Traditional farming is sometimes associated with waste resulting from the production process. For that reason, researchers are exploring new techniques for producing food, such as hydroponics. One unique solution is precision agriculture, which aims to reduce waste. A report completed by McKinsey & Company in 2016 demonstrated that about a third of all the food grown around the world is lost during production, while hundreds of millions of people struggle with hunger. From an economic standpoint, food loss totals about $940 billion each year. Moreover, this amount of food accounts for about 8 percent of the total greenhouse gas emissions.
Precision agriculture offers a solution to this problem through technological advancements such as drones, autonomous machinery, the Internet of Things (IoT), and radio frequency applications. The market segment is growing very quickly and is expected to reach $43 billion by 2025. Moreover, the number of commercial drones in use is expected to quadruple in the next five years as engineers explore new applications for these devices, such as irrigation. All of this technology helps to make farming more accurate and assists farmers in exerting greater control over both crops and livestock to avoid much of the waste traditionally associated with growing techniques.
While the practice of precision agriculture dates back to the 1990s, the idea did not begin to take off until recently. At that time, GPS guidance for tractors was introduced. Today, this technology has been adopted around the world. GPS guidance, initially introduced by John Deere, steers equipment automatically based on the coordinates of the field in order to eliminate driver error and lower the number of passes. While this may not seem like a meaningful change, the truth is that it has dramatically reduced waste in terms of seed, fuel, and fertilizer, not to mention time. Currently, engineers are focused more on precision agronomics, which is a combination of methodology and technology. Some common precision agronomic technologies include the following:

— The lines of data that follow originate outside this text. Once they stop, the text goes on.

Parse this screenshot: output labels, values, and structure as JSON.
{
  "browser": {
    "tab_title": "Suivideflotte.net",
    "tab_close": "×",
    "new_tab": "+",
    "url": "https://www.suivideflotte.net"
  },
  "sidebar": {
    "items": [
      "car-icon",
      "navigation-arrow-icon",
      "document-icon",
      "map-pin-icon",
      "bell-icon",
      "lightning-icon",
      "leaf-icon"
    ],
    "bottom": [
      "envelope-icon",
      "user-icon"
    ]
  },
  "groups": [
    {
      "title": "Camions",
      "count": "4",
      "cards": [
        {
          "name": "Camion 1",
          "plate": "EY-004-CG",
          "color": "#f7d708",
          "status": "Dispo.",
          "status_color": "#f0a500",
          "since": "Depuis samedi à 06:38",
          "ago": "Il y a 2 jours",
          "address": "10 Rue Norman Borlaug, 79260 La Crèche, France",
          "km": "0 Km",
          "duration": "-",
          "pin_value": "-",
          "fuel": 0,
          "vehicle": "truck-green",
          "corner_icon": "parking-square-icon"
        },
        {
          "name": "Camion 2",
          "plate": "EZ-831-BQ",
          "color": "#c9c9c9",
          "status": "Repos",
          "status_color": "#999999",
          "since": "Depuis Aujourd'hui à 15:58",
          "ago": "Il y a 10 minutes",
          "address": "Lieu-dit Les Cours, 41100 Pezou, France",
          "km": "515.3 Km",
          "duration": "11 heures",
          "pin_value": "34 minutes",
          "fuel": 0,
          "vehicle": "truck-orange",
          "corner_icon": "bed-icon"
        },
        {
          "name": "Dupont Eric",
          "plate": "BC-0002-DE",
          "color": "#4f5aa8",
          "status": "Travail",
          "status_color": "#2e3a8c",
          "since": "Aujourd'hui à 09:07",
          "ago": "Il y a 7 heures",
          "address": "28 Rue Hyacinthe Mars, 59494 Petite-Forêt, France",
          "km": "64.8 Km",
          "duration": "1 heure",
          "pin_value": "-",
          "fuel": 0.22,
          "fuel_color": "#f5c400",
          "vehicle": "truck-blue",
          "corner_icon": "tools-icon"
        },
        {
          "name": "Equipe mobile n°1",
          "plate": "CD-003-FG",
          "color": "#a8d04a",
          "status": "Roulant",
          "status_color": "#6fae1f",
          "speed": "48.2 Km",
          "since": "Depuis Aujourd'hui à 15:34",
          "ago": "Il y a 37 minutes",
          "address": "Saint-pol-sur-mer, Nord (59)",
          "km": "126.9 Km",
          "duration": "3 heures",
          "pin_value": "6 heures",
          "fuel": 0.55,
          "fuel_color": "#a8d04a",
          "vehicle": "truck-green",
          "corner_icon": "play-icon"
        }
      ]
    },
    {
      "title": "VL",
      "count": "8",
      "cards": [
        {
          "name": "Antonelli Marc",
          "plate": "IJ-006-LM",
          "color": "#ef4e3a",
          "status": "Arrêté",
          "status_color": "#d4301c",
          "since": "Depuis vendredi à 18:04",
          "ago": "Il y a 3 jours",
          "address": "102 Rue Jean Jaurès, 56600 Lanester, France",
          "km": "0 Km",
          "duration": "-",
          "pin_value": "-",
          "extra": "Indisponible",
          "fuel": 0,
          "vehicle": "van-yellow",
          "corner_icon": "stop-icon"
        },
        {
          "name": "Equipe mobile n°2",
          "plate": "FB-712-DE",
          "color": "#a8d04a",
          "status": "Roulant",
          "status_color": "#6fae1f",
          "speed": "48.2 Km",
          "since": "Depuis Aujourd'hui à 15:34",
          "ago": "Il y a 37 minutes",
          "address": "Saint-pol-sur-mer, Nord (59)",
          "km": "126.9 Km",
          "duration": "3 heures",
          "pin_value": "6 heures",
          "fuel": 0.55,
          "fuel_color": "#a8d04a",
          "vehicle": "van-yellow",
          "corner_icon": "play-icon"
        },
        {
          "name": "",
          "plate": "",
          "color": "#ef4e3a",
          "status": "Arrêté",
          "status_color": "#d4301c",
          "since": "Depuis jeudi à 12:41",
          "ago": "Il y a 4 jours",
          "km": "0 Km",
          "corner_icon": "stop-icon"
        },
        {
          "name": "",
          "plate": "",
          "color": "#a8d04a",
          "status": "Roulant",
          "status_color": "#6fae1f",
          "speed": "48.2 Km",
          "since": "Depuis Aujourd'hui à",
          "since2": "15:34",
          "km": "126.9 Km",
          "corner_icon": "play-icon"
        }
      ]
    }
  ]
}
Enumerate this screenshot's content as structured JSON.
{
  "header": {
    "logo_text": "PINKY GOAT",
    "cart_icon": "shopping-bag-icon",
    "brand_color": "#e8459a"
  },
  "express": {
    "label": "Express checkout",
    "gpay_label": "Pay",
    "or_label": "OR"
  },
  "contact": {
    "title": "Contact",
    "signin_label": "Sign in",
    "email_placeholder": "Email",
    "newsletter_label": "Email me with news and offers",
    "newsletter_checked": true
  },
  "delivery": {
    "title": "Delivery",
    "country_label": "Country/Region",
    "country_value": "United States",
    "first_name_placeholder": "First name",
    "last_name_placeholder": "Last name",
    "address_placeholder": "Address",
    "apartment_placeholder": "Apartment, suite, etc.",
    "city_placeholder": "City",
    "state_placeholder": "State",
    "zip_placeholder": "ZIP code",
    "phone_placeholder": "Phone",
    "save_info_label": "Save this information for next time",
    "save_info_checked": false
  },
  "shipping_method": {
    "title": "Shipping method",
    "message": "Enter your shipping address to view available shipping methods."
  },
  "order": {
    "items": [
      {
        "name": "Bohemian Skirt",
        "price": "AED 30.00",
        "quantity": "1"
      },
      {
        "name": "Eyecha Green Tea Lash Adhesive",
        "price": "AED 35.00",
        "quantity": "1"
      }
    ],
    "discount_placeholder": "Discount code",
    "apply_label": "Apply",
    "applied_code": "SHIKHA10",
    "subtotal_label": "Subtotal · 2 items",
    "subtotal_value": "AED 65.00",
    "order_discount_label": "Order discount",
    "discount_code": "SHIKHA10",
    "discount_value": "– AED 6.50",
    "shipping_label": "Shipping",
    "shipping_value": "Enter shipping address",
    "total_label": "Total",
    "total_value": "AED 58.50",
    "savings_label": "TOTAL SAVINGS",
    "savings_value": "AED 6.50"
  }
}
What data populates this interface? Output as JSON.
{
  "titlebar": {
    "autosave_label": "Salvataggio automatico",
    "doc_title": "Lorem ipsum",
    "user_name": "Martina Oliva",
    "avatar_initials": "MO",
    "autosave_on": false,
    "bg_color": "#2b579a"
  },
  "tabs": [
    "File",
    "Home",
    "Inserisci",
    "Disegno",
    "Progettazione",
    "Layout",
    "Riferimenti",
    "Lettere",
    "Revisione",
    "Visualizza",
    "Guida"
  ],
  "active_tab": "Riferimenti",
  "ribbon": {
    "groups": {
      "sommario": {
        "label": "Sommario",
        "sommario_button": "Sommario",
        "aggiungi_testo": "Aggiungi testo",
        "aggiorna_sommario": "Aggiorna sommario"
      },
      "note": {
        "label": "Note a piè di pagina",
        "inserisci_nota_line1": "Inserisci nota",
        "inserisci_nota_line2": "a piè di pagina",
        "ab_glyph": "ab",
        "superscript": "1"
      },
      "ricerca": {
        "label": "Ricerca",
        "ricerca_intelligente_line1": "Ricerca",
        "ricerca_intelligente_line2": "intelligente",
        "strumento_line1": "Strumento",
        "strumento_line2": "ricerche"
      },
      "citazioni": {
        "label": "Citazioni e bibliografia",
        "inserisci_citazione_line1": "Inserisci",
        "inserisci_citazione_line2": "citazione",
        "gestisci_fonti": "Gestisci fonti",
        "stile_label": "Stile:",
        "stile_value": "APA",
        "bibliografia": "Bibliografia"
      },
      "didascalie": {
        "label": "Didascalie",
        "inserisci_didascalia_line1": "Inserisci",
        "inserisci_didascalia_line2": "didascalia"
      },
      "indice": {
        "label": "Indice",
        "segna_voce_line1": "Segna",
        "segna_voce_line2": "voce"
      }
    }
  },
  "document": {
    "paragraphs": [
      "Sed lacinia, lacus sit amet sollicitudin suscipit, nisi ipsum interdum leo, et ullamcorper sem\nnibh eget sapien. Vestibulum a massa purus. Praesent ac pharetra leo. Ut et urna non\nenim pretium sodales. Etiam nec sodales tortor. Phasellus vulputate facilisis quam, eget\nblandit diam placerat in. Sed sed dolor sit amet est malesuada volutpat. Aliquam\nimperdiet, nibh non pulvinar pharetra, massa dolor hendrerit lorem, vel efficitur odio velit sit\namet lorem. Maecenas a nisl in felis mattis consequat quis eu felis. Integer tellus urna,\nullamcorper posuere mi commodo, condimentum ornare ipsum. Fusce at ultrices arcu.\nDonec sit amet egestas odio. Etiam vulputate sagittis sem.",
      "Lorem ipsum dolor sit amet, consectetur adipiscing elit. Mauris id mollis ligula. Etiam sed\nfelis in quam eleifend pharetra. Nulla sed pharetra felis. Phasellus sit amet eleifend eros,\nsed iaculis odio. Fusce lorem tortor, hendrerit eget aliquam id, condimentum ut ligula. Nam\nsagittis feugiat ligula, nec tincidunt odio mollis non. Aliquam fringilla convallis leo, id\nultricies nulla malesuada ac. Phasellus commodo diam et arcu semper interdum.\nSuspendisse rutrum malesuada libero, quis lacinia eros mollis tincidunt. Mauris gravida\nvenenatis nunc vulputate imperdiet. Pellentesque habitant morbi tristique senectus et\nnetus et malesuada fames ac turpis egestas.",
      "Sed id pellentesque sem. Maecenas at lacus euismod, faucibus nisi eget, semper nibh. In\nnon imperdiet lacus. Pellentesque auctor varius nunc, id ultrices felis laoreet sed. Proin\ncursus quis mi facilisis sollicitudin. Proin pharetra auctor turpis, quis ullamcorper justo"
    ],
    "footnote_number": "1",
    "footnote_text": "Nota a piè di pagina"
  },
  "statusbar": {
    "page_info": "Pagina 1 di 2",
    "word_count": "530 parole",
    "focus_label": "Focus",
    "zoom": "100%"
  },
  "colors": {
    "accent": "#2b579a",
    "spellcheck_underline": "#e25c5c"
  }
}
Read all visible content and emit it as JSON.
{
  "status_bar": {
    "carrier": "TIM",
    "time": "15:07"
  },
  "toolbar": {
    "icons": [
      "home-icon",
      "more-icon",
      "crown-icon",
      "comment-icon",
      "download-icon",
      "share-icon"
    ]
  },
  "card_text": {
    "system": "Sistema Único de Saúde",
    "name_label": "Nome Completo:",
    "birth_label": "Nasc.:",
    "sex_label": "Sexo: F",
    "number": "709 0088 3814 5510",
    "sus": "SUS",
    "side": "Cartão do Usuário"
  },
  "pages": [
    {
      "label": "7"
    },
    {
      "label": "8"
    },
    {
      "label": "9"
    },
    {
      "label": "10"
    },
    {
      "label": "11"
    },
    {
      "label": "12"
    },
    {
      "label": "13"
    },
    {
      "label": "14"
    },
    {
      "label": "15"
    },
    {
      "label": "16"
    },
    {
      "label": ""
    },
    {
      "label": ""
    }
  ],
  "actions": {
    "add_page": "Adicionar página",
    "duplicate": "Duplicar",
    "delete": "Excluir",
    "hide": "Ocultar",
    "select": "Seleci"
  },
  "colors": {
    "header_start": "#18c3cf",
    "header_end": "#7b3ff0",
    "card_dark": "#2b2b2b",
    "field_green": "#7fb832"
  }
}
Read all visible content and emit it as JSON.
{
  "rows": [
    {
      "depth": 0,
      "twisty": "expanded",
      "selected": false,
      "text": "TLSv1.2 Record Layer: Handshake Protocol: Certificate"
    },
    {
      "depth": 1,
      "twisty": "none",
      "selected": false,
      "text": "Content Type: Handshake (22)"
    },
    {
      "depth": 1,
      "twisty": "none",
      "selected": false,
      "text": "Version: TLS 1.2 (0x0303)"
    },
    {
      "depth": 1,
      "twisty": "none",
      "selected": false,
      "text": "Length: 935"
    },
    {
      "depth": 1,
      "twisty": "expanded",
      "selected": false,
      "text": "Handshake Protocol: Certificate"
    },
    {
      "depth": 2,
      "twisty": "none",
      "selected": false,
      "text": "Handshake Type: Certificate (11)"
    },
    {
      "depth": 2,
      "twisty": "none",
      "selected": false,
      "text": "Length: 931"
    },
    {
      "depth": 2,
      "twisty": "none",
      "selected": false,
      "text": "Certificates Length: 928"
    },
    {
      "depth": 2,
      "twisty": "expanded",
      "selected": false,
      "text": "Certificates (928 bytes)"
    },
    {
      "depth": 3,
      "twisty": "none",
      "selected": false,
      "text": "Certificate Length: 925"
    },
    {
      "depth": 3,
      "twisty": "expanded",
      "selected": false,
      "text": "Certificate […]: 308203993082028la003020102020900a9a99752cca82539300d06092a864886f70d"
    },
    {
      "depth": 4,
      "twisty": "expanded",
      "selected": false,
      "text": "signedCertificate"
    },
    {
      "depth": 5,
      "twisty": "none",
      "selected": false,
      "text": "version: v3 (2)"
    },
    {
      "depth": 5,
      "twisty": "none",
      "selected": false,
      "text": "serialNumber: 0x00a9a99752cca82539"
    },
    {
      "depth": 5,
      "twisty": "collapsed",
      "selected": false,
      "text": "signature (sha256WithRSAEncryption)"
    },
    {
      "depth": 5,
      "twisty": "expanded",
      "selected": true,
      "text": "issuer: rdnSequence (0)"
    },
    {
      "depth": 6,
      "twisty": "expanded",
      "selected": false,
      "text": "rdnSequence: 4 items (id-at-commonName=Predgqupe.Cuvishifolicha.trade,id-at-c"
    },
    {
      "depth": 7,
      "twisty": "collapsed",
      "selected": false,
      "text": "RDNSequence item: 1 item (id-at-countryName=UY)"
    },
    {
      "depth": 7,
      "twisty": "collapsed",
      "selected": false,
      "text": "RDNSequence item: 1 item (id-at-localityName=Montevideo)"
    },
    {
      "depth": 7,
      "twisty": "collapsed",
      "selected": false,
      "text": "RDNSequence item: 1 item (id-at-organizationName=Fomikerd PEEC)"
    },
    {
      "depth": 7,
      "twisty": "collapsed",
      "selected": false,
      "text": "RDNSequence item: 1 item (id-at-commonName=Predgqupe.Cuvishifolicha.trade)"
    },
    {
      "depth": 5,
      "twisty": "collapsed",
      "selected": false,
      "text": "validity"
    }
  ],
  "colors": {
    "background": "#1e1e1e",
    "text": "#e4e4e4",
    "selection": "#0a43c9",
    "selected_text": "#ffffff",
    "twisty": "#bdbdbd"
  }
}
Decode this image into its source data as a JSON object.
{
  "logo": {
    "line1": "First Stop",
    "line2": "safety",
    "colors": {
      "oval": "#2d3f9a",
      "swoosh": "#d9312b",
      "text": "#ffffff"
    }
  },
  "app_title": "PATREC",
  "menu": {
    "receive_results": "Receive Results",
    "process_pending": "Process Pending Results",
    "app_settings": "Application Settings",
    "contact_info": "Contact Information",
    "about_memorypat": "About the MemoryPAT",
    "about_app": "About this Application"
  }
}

For decades, farmers have relied on sensing technology to guide the decisions they make. However, IoT has opened up important new avenues for exploration and automation. With current technologies, even drones and satellites can help to gather key information about a specific field of crops, such as moisture levels. Farmers are even using this technology to manage their land and get the most out of their soil. In an era of big data, an incredible amount of information is becoming available for farmers to consult as they make their decisions, and algorithms that make suggestions are being developed. This information can help to maximize water resources, predict issues for crops, diagnose the causes of problems, and more.
The concept of soil sampling is not new in the agriculture industry. Information about available nutrients, pH levels, and other data points is important to ensure plant health and plan for future crop rotations. Precision agriculture takes this practice to a new level by connecting data points to GPS location. In other words, farmers can now account for the differences that occur in growing within the same field and figure out how they can avoid such uneven growth in the future. Furthermore, this data can be used to create extremely detailed plans related to seeding and fertilizing a given field. Perhaps different fertilizers are needed within different spots in the same field. Such precision planning has the added effect of avoiding excess fertilizer application, which can cause considerable pollution.
A variable rate technology (VRT) system helps to automate different processes on a farm according to the data received. This technology makes it possible for farmers to automate the process of adjusting the use of resources such as water and fertilizer according to real-time data. Several different approaches to VRT exist, so farmers need to figure out what would work best for them. Some systems are based on maps while others rely primarily on sensors to drive variability and react to sudden changes in parameters. Of course, farmers can also adopt manual systems through which they can control automation based on the feedback they receive. Currently, only about 15 percent of farmers in North America have implemented VRT systems, although this number is expected to skyrocket in the coming years considering its ability to minimize waste.
Nowadays, there is an app for everything, and the same is true in farming. More farmers are relying on computer applications to analyze data and predict crop yields. These apps can account for massive amounts of information to help farmers plan how and when to plant different crops, as well as when and where to apply fertilizers, herbicides, and pesticides. Because these systems can be integrated with real-time information, farmers can avoid using chemicals prophylactically, which may result in higher yields and more sustainable operations. However, some serious challenges still exist before this technology will become more widespread. For example, it remains difficult to integrate information from a range of different data sources. Moreover, the user interfaces have not always proven very effective. While these issues may limit the value of such apps, there is remarkable potential in this sector.